[DATA EXCERPTS]

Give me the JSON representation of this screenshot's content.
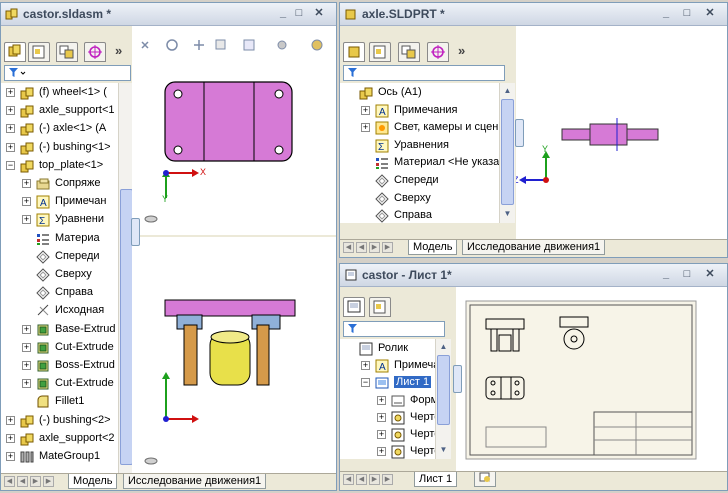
{
  "left_window": {
    "title": "castor.sldasm *",
    "more_chevron": "»",
    "tree": [
      {
        "label": "(f) wheel<1> (",
        "icon": "part-yellow-icon",
        "expand": "+",
        "indent": 0
      },
      {
        "label": "axle_support<1",
        "icon": "part-yellow-icon",
        "expand": "+",
        "indent": 0
      },
      {
        "label": "(-) axle<1> (A",
        "icon": "part-yellow-icon",
        "expand": "+",
        "indent": 0
      },
      {
        "label": "(-) bushing<1>",
        "icon": "part-yellow-icon",
        "expand": "+",
        "indent": 0
      },
      {
        "label": "top_plate<1>",
        "icon": "part-yellow-icon",
        "expand": "−",
        "indent": 0
      },
      {
        "label": "Сопряже",
        "icon": "folder-icon",
        "expand": "+",
        "indent": 1
      },
      {
        "label": "Примечан",
        "icon": "annotation-icon",
        "expand": "+",
        "indent": 1
      },
      {
        "label": "Уравнени",
        "icon": "equation-icon",
        "expand": "+",
        "indent": 1
      },
      {
        "label": "Материа",
        "icon": "material-icon",
        "expand": "",
        "indent": 1
      },
      {
        "label": "Спереди",
        "icon": "plane-icon",
        "expand": "",
        "indent": 1
      },
      {
        "label": "Сверху",
        "icon": "plane-icon",
        "expand": "",
        "indent": 1
      },
      {
        "label": "Справа",
        "icon": "plane-icon",
        "expand": "",
        "indent": 1
      },
      {
        "label": "Исходная",
        "icon": "origin-icon",
        "expand": "",
        "indent": 1
      },
      {
        "label": "Base-Extrud",
        "icon": "extrude-icon",
        "expand": "+",
        "indent": 1
      },
      {
        "label": "Cut-Extrude",
        "icon": "extrude-icon",
        "expand": "+",
        "indent": 1
      },
      {
        "label": "Boss-Extrud",
        "icon": "extrude-icon",
        "expand": "+",
        "indent": 1
      },
      {
        "label": "Cut-Extrude",
        "icon": "extrude-icon",
        "expand": "+",
        "indent": 1
      },
      {
        "label": "Fillet1",
        "icon": "fillet-icon",
        "expand": "",
        "indent": 1
      },
      {
        "label": "(-) bushing<2>",
        "icon": "part-yellow-icon",
        "expand": "+",
        "indent": 0
      },
      {
        "label": "axle_support<2",
        "icon": "part-yellow-icon",
        "expand": "+",
        "indent": 0
      },
      {
        "label": "MateGroup1",
        "icon": "mategroup-icon",
        "expand": "+",
        "indent": 0
      }
    ],
    "tabs": [
      "Модель",
      "Исследование движения1"
    ],
    "axis_x": "X",
    "axis_y": "Y"
  },
  "top_right_window": {
    "title": "axle.SLDPRT *",
    "more_chevron": "»",
    "tree": [
      {
        "label": "Ось (A1)",
        "icon": "part-yellow-icon",
        "expand": "",
        "indent": 0
      },
      {
        "label": "Примечания",
        "icon": "annotation-icon",
        "expand": "+",
        "indent": 1
      },
      {
        "label": "Свет, камеры и сцены",
        "icon": "lights-icon",
        "expand": "+",
        "indent": 1
      },
      {
        "label": "Уравнения",
        "icon": "equation-icon",
        "expand": "",
        "indent": 1
      },
      {
        "label": "Материал <Не указан>",
        "icon": "material-icon",
        "expand": "",
        "indent": 1
      },
      {
        "label": "Спереди",
        "icon": "plane-icon",
        "expand": "",
        "indent": 1
      },
      {
        "label": "Сверху",
        "icon": "plane-icon",
        "expand": "",
        "indent": 1
      },
      {
        "label": "Справа",
        "icon": "plane-icon",
        "expand": "",
        "indent": 1
      }
    ],
    "tabs": [
      "Модель",
      "Исследование движения1"
    ],
    "axis_x": "X",
    "axis_y": "Y",
    "axis_z": "Z"
  },
  "bottom_right_window": {
    "title": "castor - Лист 1*",
    "tree": [
      {
        "label": "Ролик",
        "icon": "drawing-icon",
        "expand": "",
        "indent": 0
      },
      {
        "label": "Примечани",
        "icon": "annotation-icon",
        "expand": "+",
        "indent": 1
      },
      {
        "label": "Лист 1",
        "icon": "sheet-icon",
        "expand": "−",
        "indent": 1,
        "selected": true
      },
      {
        "label": "Формат",
        "icon": "format-icon",
        "expand": "+",
        "indent": 2
      },
      {
        "label": "Чертеж",
        "icon": "view-icon",
        "expand": "+",
        "indent": 2
      },
      {
        "label": "Чертеж",
        "icon": "view-icon",
        "expand": "+",
        "indent": 2
      },
      {
        "label": "Чертеж",
        "icon": "view-icon",
        "expand": "+",
        "indent": 2
      }
    ],
    "tabs": [
      "Лист 1"
    ]
  },
  "colors": {
    "part_magenta": "#d67ad6",
    "wheel_yellow": "#e8e04a",
    "support_orange": "#d59a4a",
    "bushing_blue": "#8fb0d8",
    "tree_selected": "#316ac5"
  }
}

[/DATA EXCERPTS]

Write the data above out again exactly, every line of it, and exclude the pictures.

Give me the JSON representation of this screenshot's content.
{
  "left_window": {
    "title": "castor.sldasm *",
    "more_chevron": "»",
    "tree": [
      {
        "label": "(f) wheel<1> (",
        "icon": "part-yellow-icon",
        "expand": "+",
        "indent": 0
      },
      {
        "label": "axle_support<1",
        "icon": "part-yellow-icon",
        "expand": "+",
        "indent": 0
      },
      {
        "label": "(-) axle<1> (A",
        "icon": "part-yellow-icon",
        "expand": "+",
        "indent": 0
      },
      {
        "label": "(-) bushing<1>",
        "icon": "part-yellow-icon",
        "expand": "+",
        "indent": 0
      },
      {
        "label": "top_plate<1>",
        "icon": "part-yellow-icon",
        "expand": "−",
        "indent": 0
      },
      {
        "label": "Сопряже",
        "icon": "folder-icon",
        "expand": "+",
        "indent": 1
      },
      {
        "label": "Примечан",
        "icon": "annotation-icon",
        "expand": "+",
        "indent": 1
      },
      {
        "label": "Уравнени",
        "icon": "equation-icon",
        "expand": "+",
        "indent": 1
      },
      {
        "label": "Материа",
        "icon": "material-icon",
        "expand": "",
        "indent": 1
      },
      {
        "label": "Спереди",
        "icon": "plane-icon",
        "expand": "",
        "indent": 1
      },
      {
        "label": "Сверху",
        "icon": "plane-icon",
        "expand": "",
        "indent": 1
      },
      {
        "label": "Справа",
        "icon": "plane-icon",
        "expand": "",
        "indent": 1
      },
      {
        "label": "Исходная",
        "icon": "origin-icon",
        "expand": "",
        "indent": 1
      },
      {
        "label": "Base-Extrud",
        "icon": "extrude-icon",
        "expand": "+",
        "indent": 1
      },
      {
        "label": "Cut-Extrude",
        "icon": "extrude-icon",
        "expand": "+",
        "indent": 1
      },
      {
        "label": "Boss-Extrud",
        "icon": "extrude-icon",
        "expand": "+",
        "indent": 1
      },
      {
        "label": "Cut-Extrude",
        "icon": "extrude-icon",
        "expand": "+",
        "indent": 1
      },
      {
        "label": "Fillet1",
        "icon": "fillet-icon",
        "expand": "",
        "indent": 1
      },
      {
        "label": "(-) bushing<2>",
        "icon": "part-yellow-icon",
        "expand": "+",
        "indent": 0
      },
      {
        "label": "axle_support<2",
        "icon": "part-yellow-icon",
        "expand": "+",
        "indent": 0
      },
      {
        "label": "MateGroup1",
        "icon": "mategroup-icon",
        "expand": "+",
        "indent": 0
      }
    ],
    "tabs": [
      "Модель",
      "Исследование движения1"
    ],
    "axis_x": "X",
    "axis_y": "Y"
  },
  "top_right_window": {
    "title": "axle.SLDPRT *",
    "more_chevron": "»",
    "tree": [
      {
        "label": "Ось (A1)",
        "icon": "part-yellow-icon",
        "expand": "",
        "indent": 0
      },
      {
        "label": "Примечания",
        "icon": "annotation-icon",
        "expand": "+",
        "indent": 1
      },
      {
        "label": "Свет, камеры и сцены",
        "icon": "lights-icon",
        "expand": "+",
        "indent": 1
      },
      {
        "label": "Уравнения",
        "icon": "equation-icon",
        "expand": "",
        "indent": 1
      },
      {
        "label": "Материал <Не указан>",
        "icon": "material-icon",
        "expand": "",
        "indent": 1
      },
      {
        "label": "Спереди",
        "icon": "plane-icon",
        "expand": "",
        "indent": 1
      },
      {
        "label": "Сверху",
        "icon": "plane-icon",
        "expand": "",
        "indent": 1
      },
      {
        "label": "Справа",
        "icon": "plane-icon",
        "expand": "",
        "indent": 1
      }
    ],
    "tabs": [
      "Модель",
      "Исследование движения1"
    ],
    "axis_x": "X",
    "axis_y": "Y",
    "axis_z": "Z"
  },
  "bottom_right_window": {
    "title": "castor - Лист 1*",
    "tree": [
      {
        "label": "Ролик",
        "icon": "drawing-icon",
        "expand": "",
        "indent": 0
      },
      {
        "label": "Примечани",
        "icon": "annotation-icon",
        "expand": "+",
        "indent": 1
      },
      {
        "label": "Лист 1",
        "icon": "sheet-icon",
        "expand": "−",
        "indent": 1,
        "selected": true
      },
      {
        "label": "Формат",
        "icon": "format-icon",
        "expand": "+",
        "indent": 2
      },
      {
        "label": "Чертеж",
        "icon": "view-icon",
        "expand": "+",
        "indent": 2
      },
      {
        "label": "Чертеж",
        "icon": "view-icon",
        "expand": "+",
        "indent": 2
      },
      {
        "label": "Чертеж",
        "icon": "view-icon",
        "expand": "+",
        "indent": 2
      }
    ],
    "tabs": [
      "Лист 1"
    ]
  },
  "colors": {
    "part_magenta": "#d67ad6",
    "wheel_yellow": "#e8e04a",
    "support_orange": "#d59a4a",
    "bushing_blue": "#8fb0d8",
    "tree_selected": "#316ac5"
  }
}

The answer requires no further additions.